BEGIN INFORMATION SHOWN

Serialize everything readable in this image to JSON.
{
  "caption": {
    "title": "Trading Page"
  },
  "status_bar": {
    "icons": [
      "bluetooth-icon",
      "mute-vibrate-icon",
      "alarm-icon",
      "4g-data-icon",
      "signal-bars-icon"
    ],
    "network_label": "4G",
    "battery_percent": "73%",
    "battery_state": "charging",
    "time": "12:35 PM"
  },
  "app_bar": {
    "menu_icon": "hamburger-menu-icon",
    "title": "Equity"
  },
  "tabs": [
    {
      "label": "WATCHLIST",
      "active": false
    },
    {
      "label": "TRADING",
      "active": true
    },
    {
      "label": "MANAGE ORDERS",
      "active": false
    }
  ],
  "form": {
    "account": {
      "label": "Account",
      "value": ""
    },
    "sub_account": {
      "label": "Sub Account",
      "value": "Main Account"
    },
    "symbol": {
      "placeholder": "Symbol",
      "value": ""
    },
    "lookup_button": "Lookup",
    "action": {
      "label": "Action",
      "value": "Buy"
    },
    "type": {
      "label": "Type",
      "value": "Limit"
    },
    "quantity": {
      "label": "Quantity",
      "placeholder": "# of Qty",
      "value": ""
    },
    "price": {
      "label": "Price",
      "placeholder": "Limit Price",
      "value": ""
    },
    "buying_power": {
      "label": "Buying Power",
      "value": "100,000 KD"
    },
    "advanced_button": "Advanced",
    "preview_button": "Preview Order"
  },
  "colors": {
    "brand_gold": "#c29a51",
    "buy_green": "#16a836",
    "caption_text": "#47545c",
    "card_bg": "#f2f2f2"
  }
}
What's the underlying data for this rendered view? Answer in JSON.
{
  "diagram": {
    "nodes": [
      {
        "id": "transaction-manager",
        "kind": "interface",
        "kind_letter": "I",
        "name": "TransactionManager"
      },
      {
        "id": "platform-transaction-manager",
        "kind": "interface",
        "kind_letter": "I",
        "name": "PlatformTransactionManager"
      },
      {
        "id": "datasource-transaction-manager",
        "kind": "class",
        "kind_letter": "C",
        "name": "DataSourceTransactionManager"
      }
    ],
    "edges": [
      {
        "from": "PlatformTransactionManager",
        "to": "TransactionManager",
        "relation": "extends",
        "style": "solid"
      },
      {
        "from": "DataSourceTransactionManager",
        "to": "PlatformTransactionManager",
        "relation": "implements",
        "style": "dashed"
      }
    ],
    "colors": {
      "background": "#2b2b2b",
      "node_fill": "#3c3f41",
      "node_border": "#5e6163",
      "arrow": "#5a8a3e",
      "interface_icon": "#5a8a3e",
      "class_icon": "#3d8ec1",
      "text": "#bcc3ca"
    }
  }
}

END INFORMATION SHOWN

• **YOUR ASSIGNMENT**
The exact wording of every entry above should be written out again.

• **WRITTEN ANSWER**
Serialize everything readable in this image to JSON.
{
  "caption": {
    "title": "Trading Page"
  },
  "status_bar": {
    "icons": [
      "bluetooth-icon",
      "mute-vibrate-icon",
      "alarm-icon",
      "4g-data-icon",
      "signal-bars-icon"
    ],
    "network_label": "4G",
    "battery_percent": "73%",
    "battery_state": "charging",
    "time": "12:35 PM"
  },
  "app_bar": {
    "menu_icon": "hamburger-menu-icon",
    "title": "Equity"
  },
  "tabs": [
    {
      "label": "WATCHLIST",
      "active": false
    },
    {
      "label": "TRADING",
      "active": true
    },
    {
      "label": "MANAGE ORDERS",
      "active": false
    }
  ],
  "form": {
    "account": {
      "label": "Account",
      "value": ""
    },
    "sub_account": {
      "label": "Sub Account",
      "value": "Main Account"
    },
    "symbol": {
      "placeholder": "Symbol",
      "value": ""
    },
    "lookup_button": "Lookup",
    "action": {
      "label": "Action",
      "value": "Buy"
    },
    "type": {
      "label": "Type",
      "value": "Limit"
    },
    "quantity": {
      "label": "Quantity",
      "placeholder": "# of Qty",
      "value": ""
    },
    "price": {
      "label": "Price",
      "placeholder": "Limit Price",
      "value": ""
    },
    "buying_power": {
      "label": "Buying Power",
      "value": "100,000 KD"
    },
    "advanced_button": "Advanced",
    "preview_button": "Preview Order"
  },
  "colors": {
    "brand_gold": "#c29a51",
    "buy_green": "#16a836",
    "caption_text": "#47545c",
    "card_bg": "#f2f2f2"
  }
}
What's the underlying data for this rendered view? Answer in JSON.
{
  "diagram": {
    "nodes": [
      {
        "id": "transaction-manager",
        "kind": "interface",
        "kind_letter": "I",
        "name": "TransactionManager"
      },
      {
        "id": "platform-transaction-manager",
        "kind": "interface",
        "kind_letter": "I",
        "name": "PlatformTransactionManager"
      },
      {
        "id": "datasource-transaction-manager",
        "kind": "class",
        "kind_letter": "C",
        "name": "DataSourceTransactionManager"
      }
    ],
    "edges": [
      {
        "from": "PlatformTransactionManager",
        "to": "TransactionManager",
        "relation": "extends",
        "style": "solid"
      },
      {
        "from": "DataSourceTransactionManager",
        "to": "PlatformTransactionManager",
        "relation": "implements",
        "style": "dashed"
      }
    ],
    "colors": {
      "background": "#2b2b2b",
      "node_fill": "#3c3f41",
      "node_border": "#5e6163",
      "arrow": "#5a8a3e",
      "interface_icon": "#5a8a3e",
      "class_icon": "#3d8ec1",
      "text": "#bcc3ca"
    }
  }
}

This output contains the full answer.